▶ _WHAT YOU NEED TO DO_:
This task calls for copying every line in the data below that contains the word "JSON".
--------------------------------------------------
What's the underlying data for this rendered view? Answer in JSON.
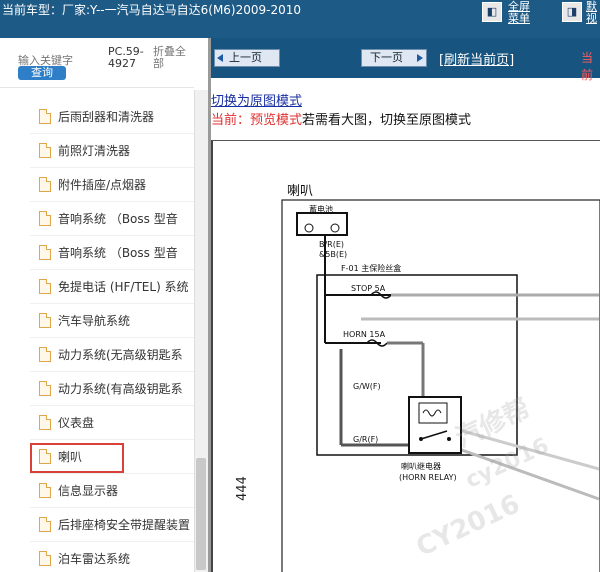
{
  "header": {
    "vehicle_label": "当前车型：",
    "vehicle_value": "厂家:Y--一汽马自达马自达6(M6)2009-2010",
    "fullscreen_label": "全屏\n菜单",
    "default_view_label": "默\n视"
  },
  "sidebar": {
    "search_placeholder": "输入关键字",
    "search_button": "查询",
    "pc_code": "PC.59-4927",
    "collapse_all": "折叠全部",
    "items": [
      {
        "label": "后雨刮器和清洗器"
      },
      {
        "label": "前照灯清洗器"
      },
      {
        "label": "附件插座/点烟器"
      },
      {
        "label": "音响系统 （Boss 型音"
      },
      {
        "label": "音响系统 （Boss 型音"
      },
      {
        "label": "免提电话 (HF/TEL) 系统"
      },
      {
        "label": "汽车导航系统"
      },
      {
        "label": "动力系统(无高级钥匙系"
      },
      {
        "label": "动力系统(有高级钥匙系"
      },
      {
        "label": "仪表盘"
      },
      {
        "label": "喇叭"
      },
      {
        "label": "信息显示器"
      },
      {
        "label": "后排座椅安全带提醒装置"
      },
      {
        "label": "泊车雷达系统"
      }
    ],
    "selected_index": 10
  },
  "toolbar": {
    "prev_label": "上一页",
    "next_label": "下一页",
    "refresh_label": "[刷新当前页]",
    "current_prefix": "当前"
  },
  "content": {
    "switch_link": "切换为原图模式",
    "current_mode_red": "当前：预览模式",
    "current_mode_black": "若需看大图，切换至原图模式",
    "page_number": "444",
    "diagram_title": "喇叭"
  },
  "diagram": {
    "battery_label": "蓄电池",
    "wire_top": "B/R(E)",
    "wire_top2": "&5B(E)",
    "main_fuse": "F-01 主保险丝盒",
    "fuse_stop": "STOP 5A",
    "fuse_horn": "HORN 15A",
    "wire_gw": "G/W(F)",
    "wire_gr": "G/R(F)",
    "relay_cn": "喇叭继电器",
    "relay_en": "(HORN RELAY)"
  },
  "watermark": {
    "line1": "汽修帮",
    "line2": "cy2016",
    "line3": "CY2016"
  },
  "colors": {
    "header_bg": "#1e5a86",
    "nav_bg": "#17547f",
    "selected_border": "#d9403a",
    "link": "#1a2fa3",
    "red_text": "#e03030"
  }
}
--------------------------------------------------
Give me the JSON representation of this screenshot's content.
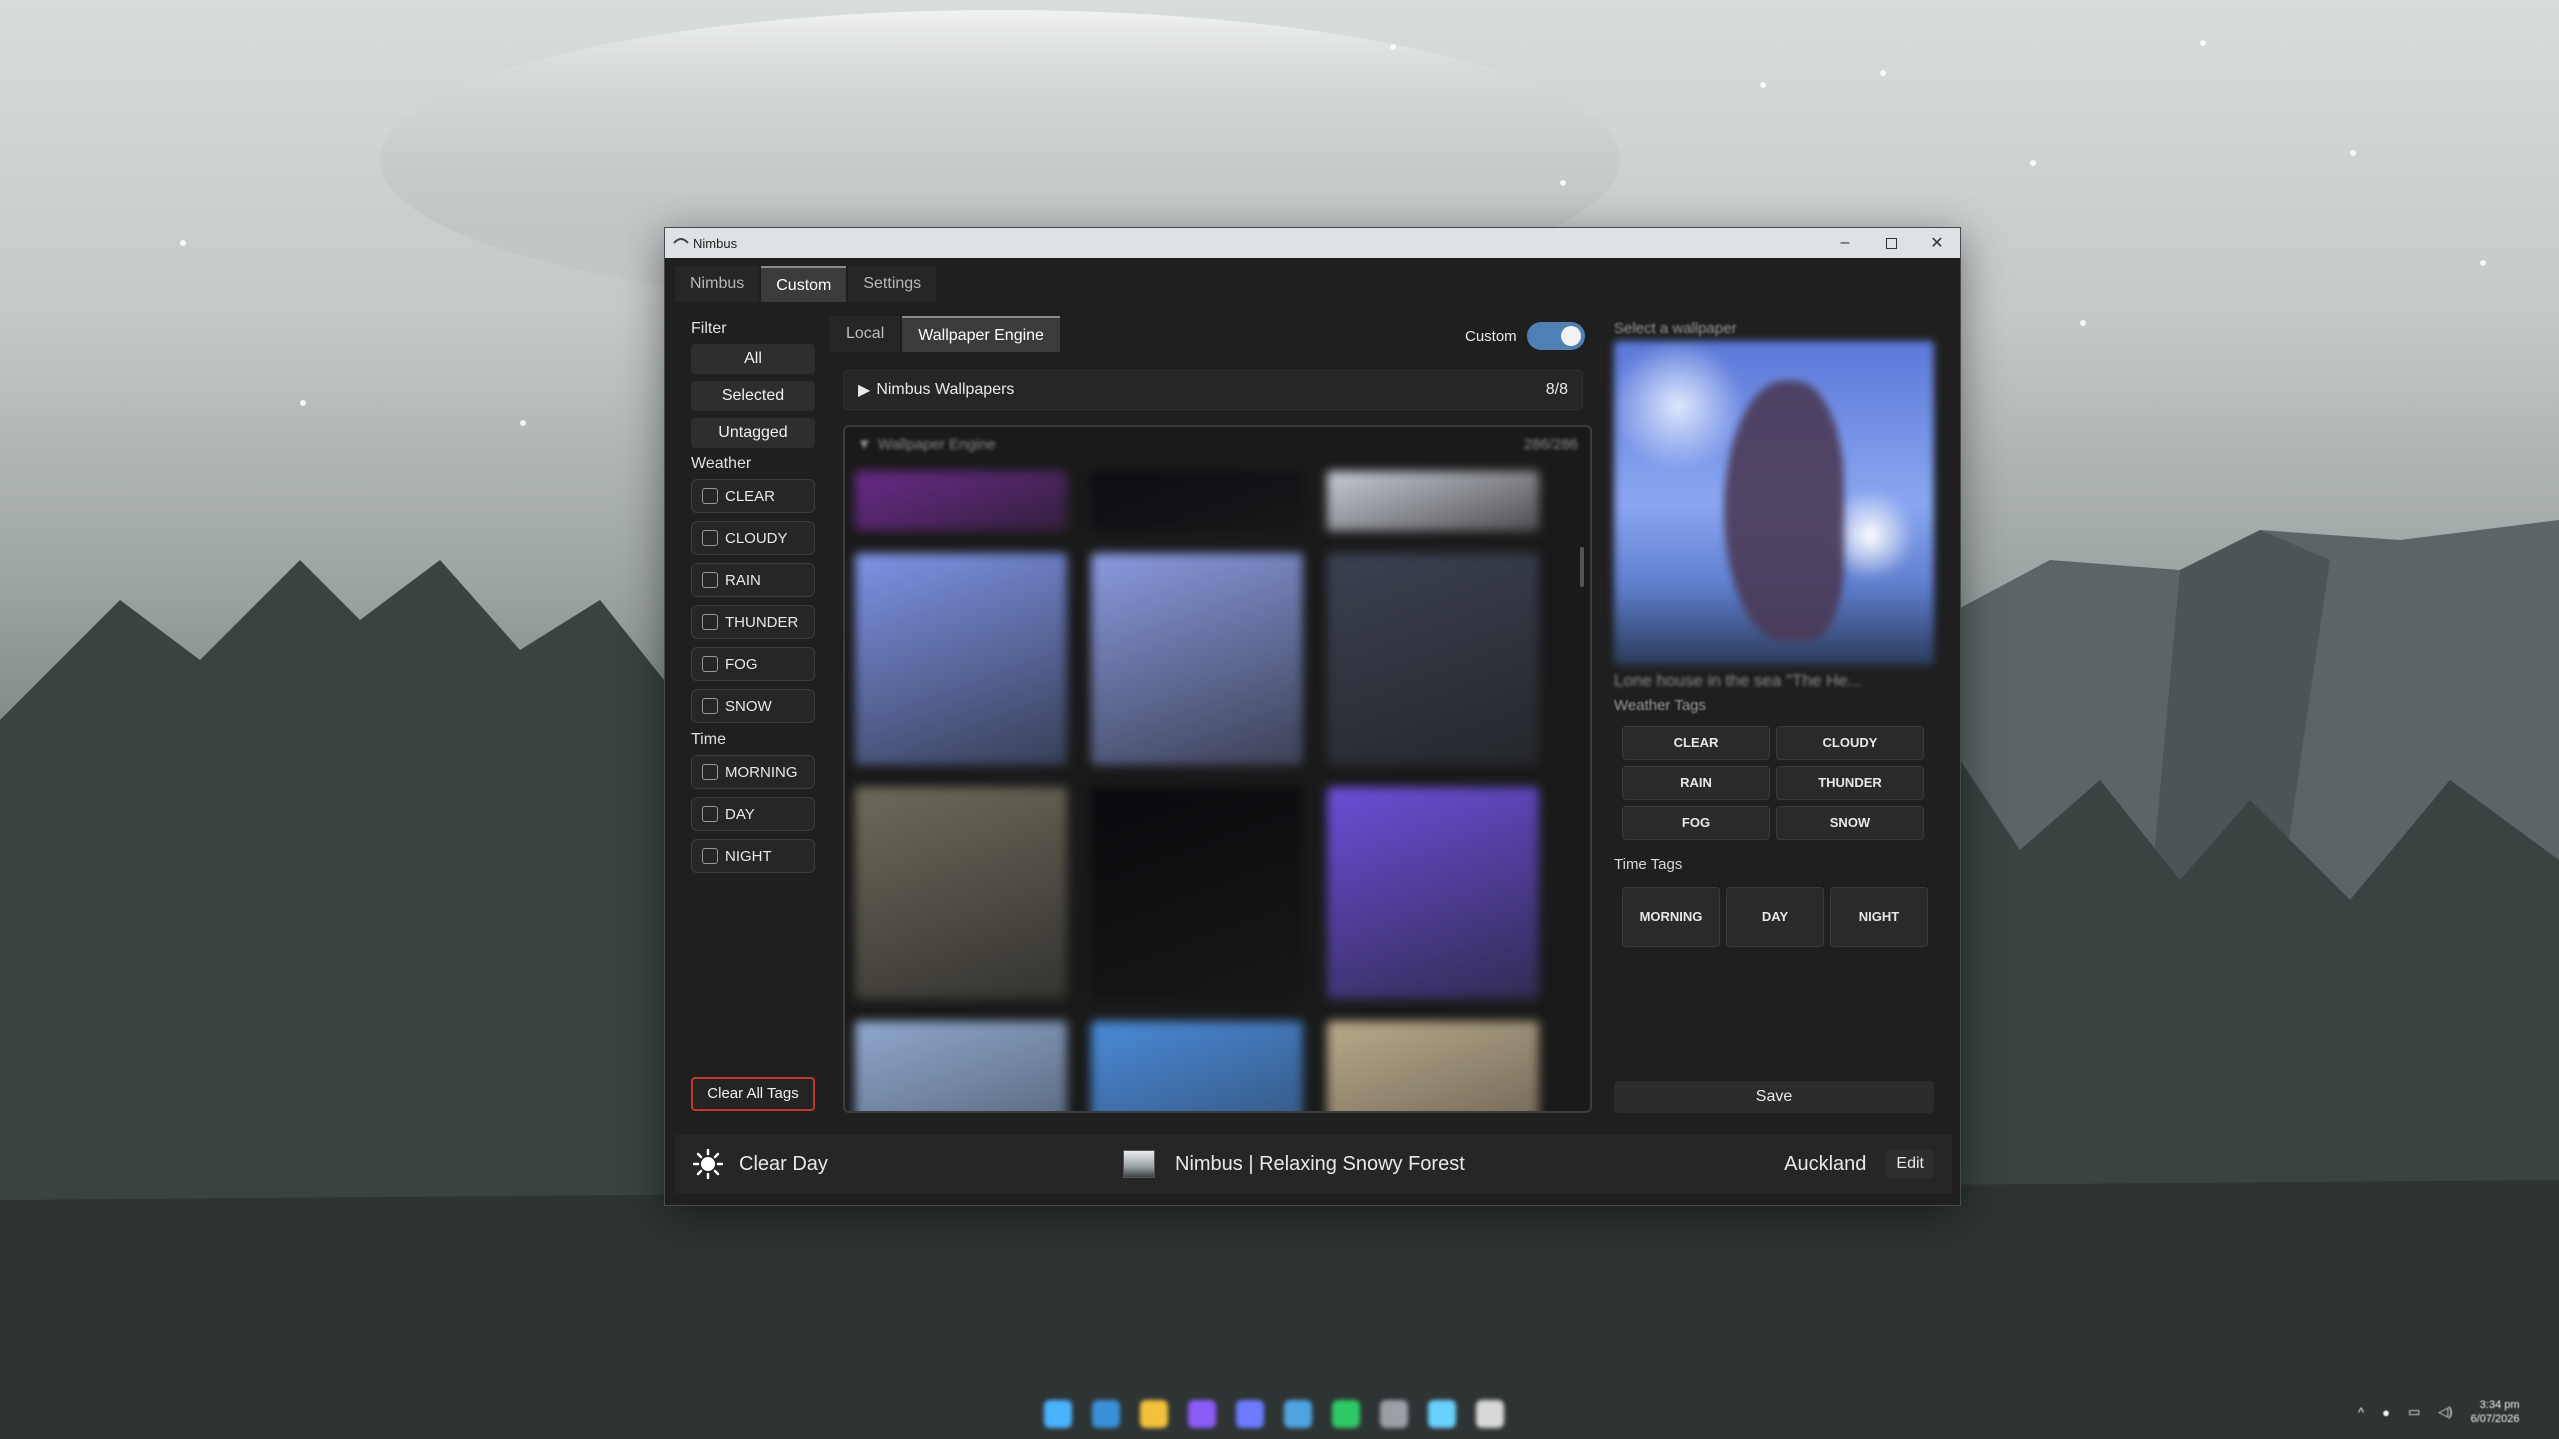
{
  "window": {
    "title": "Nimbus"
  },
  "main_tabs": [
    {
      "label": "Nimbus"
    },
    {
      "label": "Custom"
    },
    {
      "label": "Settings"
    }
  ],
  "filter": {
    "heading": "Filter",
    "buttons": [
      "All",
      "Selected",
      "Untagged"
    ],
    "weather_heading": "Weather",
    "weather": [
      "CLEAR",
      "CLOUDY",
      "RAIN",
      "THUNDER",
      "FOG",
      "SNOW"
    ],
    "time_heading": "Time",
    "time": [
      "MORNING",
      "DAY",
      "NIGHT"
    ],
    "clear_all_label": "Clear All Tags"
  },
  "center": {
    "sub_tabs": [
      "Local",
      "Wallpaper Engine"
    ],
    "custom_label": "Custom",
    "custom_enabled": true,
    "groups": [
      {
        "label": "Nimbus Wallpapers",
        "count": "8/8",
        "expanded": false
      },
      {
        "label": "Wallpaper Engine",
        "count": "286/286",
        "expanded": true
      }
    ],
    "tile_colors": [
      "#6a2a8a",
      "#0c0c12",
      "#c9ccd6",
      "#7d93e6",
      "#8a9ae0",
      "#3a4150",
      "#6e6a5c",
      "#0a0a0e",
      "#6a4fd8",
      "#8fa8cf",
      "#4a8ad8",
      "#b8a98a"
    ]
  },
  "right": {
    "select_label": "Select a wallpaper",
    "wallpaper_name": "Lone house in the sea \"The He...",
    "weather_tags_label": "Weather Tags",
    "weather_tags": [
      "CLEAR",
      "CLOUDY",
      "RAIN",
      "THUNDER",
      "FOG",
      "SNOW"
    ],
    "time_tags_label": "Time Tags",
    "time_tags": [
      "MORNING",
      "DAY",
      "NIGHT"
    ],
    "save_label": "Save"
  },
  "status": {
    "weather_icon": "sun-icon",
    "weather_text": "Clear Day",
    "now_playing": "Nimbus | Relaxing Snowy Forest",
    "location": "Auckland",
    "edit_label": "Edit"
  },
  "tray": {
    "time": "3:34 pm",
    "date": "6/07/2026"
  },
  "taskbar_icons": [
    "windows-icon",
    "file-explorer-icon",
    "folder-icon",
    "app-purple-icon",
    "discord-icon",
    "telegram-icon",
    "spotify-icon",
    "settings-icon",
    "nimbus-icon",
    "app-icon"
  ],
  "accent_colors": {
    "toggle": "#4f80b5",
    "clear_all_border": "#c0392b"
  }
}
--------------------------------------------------
▶ _SOLUTION TO THIS PROBLEM_:
What's the underlying data for this rendered view? Answer in JSON.
Give me the JSON representation of this screenshot's content.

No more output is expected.